The news that Vice President-elect Mike Pence was booed by the audience at a performance of Hamilton in New York City has created a whirlwind of reactions online, including from the President-elect himself, Donald Trump. Though reports say Pence was actually booed by the audience, Trump claims Pence was “harassed” by the show’s cast. 

While cast member Brandon Victor Dixon did deliver an emotional speech to the vice president-elect after the curtain call that urged him to “work on behalf of us,” the Associated Press reports Pence had already left and missed the entire speech. Trump also said that the theater should “always be a safe and special place”—though he has yet to condemn the hate crimes that have sprung up across the nation in the wake of his election.

Twitter was quick to point out the hypocrisy.

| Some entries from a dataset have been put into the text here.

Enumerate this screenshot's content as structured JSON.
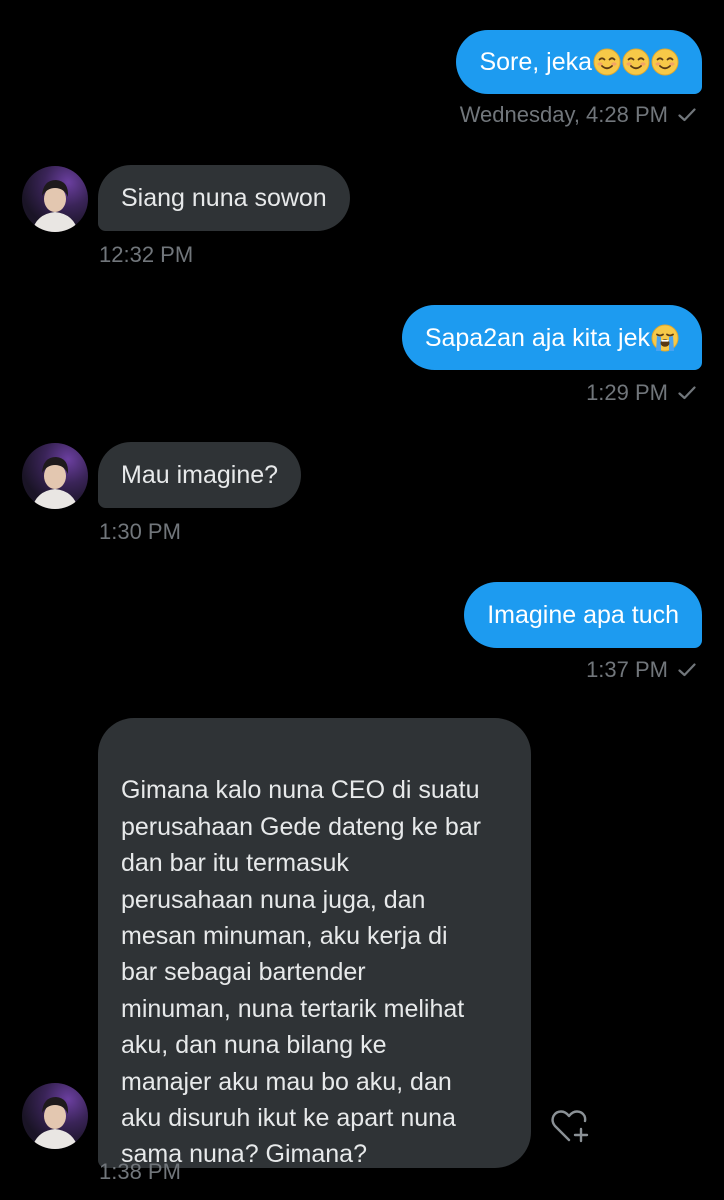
{
  "colors": {
    "background": "#000000",
    "outgoing_bubble": "#1d9bf0",
    "incoming_bubble": "#2f3336",
    "meta_text": "#71767b"
  },
  "messages": [
    {
      "direction": "outgoing",
      "text": "Sore, jeka",
      "emoji": [
        "smiling-face-icon",
        "smiling-face-icon",
        "smiling-face-icon"
      ],
      "time": "Wednesday, 4:28 PM",
      "status": "sent"
    },
    {
      "direction": "incoming",
      "text": "Siang nuna sowon",
      "time": "12:32 PM"
    },
    {
      "direction": "outgoing",
      "text": "Sapa2an aja kita jek",
      "emoji": [
        "loudly-crying-face-icon"
      ],
      "time": "1:29 PM",
      "status": "sent"
    },
    {
      "direction": "incoming",
      "text": "Mau imagine?",
      "time": "1:30 PM"
    },
    {
      "direction": "outgoing",
      "text": "Imagine apa tuch",
      "time": "1:37 PM",
      "status": "sent"
    },
    {
      "direction": "incoming",
      "text": "Gimana kalo nuna CEO di suatu\nperusahaan Gede dateng ke bar\ndan bar itu termasuk\nperusahaan nuna juga, dan\nmesan minuman, aku kerja di\nbar sebagai bartender\nminuman, nuna tertarik melihat\naku, dan nuna bilang ke\nmanajer aku mau bo aku, dan\naku disuruh ikut ke apart nuna\nsama nuna? Gimana?",
      "time": "1:38 PM"
    }
  ]
}
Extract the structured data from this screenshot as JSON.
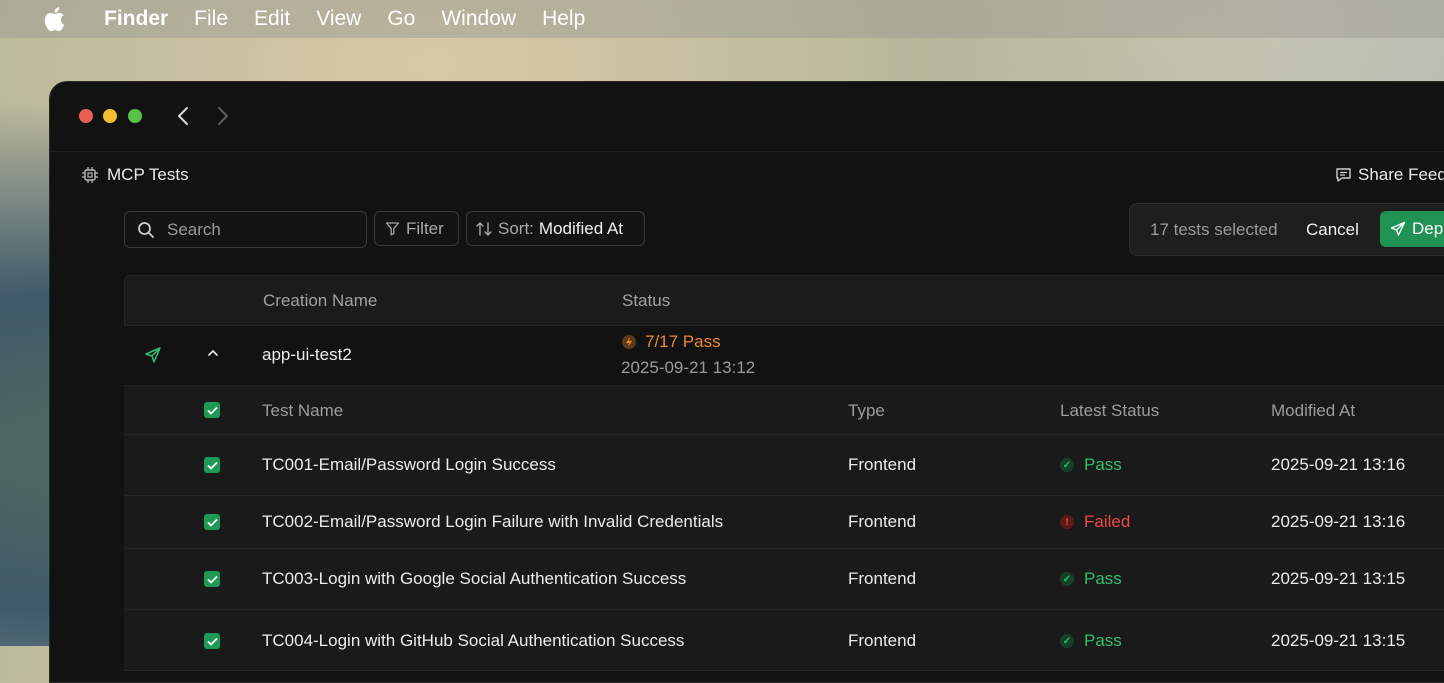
{
  "menubar": {
    "app": "Finder",
    "items": [
      "File",
      "Edit",
      "View",
      "Go",
      "Window",
      "Help"
    ]
  },
  "window": {
    "title": "MCP Tests",
    "share_label": "Share Feed"
  },
  "toolbar": {
    "search_placeholder": "Search",
    "filter_label": "Filter",
    "sort_label": "Sort:",
    "sort_value": "Modified At"
  },
  "selection": {
    "count_text": "17 tests selected",
    "cancel_label": "Cancel",
    "deploy_label": "Dep"
  },
  "table": {
    "headers": {
      "name": "Creation Name",
      "status": "Status"
    },
    "group": {
      "name": "app-ui-test2",
      "status": "7/17 Pass",
      "date": "2025-09-21 13:12"
    },
    "sub_headers": {
      "test_name": "Test Name",
      "type": "Type",
      "latest_status": "Latest Status",
      "modified_at": "Modified At"
    },
    "rows": [
      {
        "name": "TC001-Email/Password Login Success",
        "type": "Frontend",
        "status": "Pass",
        "modified": "2025-09-21 13:16"
      },
      {
        "name": "TC002-Email/Password Login Failure with Invalid Credentials",
        "type": "Frontend",
        "status": "Failed",
        "modified": "2025-09-21 13:16"
      },
      {
        "name": "TC003-Login with Google Social Authentication Success",
        "type": "Frontend",
        "status": "Pass",
        "modified": "2025-09-21 13:15"
      },
      {
        "name": "TC004-Login with GitHub Social Authentication Success",
        "type": "Frontend",
        "status": "Pass",
        "modified": "2025-09-21 13:15"
      }
    ]
  },
  "colors": {
    "accent_green": "#1f9254",
    "pass": "#2fbf6f",
    "failed": "#ef4747",
    "warning": "#e8892d"
  }
}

Yet Trump was not the only one to condemn the jeers of the audience. New York Times writer David Itzkoff said he was bummed out by the booing, which he argued might discourage Pence from engaging with the message of the show. However, his comment was met with backlash, as people pointed out seeing a Broadway play doesn’t make up for the politician’s history of anti-gay, anti-choice law making.

Hamilton creator Lin-Manuel Miranda echoed Itzkoff’s sentiment, though, and said he believes all are welcome at the theater. 

Nevertheless, Trump supporters have begun sharing a boycott of Hamilton to show their disapproval of how Pence was treated at the show.

Of course, though, boycotting Hamilton will likely be the least effective boycott of all time for one simple reason:

Despite being raked over the coals on Twitter for his earlier tirade over Mike Pence’s now infamous Hamilton visit, Donald Trump couldn’t help himself, and posted one final incendiary tweet about the fiasco. “Very rude and insulting of Hamilton cast member to treat our great future V.P. Mike Pence to a theatre lecture. Couldn’t even memorize his lines!” He wrote.

Trump eventually deleted the tweet, a sentence we never thought we would write about a President-elect. Social media erupted appropriately, hopefully teaching Trump a valuable lesson about how the internet works. You can’t put the toothpaste back in the tube.